## Problem
How many lines of these entries hold the string "image"? Reply with the number alone.

-------- Provided data

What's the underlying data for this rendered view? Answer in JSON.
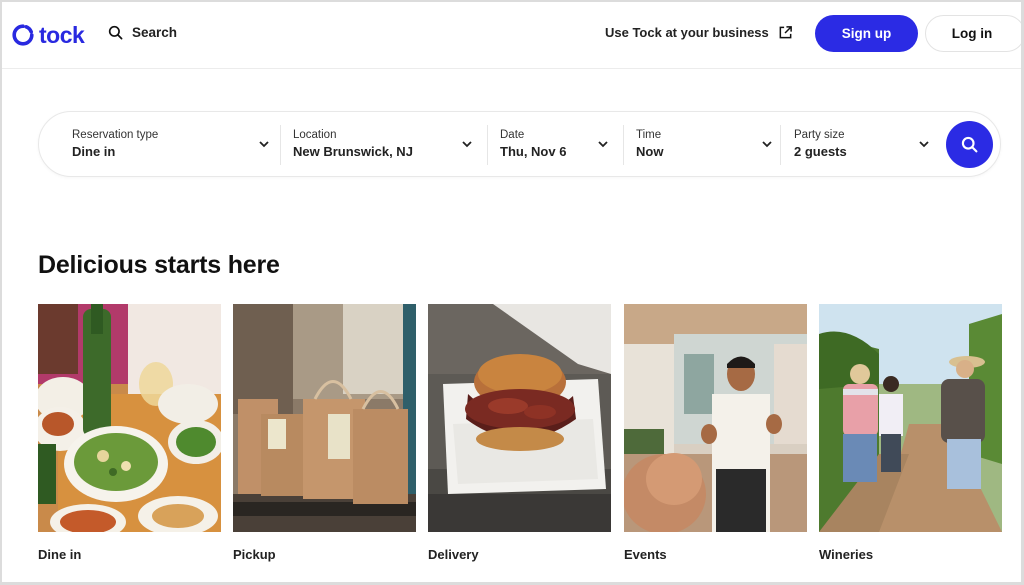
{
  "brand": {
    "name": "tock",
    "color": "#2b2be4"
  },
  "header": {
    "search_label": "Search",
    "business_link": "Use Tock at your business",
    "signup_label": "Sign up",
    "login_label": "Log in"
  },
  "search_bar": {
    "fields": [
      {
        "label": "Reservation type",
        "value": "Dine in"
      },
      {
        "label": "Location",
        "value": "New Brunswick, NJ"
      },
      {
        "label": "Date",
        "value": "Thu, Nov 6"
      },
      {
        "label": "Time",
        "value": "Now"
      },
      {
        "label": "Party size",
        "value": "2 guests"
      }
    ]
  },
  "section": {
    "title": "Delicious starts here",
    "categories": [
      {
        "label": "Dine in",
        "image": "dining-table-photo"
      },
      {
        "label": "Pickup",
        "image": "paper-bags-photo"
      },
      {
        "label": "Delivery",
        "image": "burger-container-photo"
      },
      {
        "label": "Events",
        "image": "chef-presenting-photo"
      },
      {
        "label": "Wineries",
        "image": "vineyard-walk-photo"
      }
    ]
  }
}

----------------

## Task output
5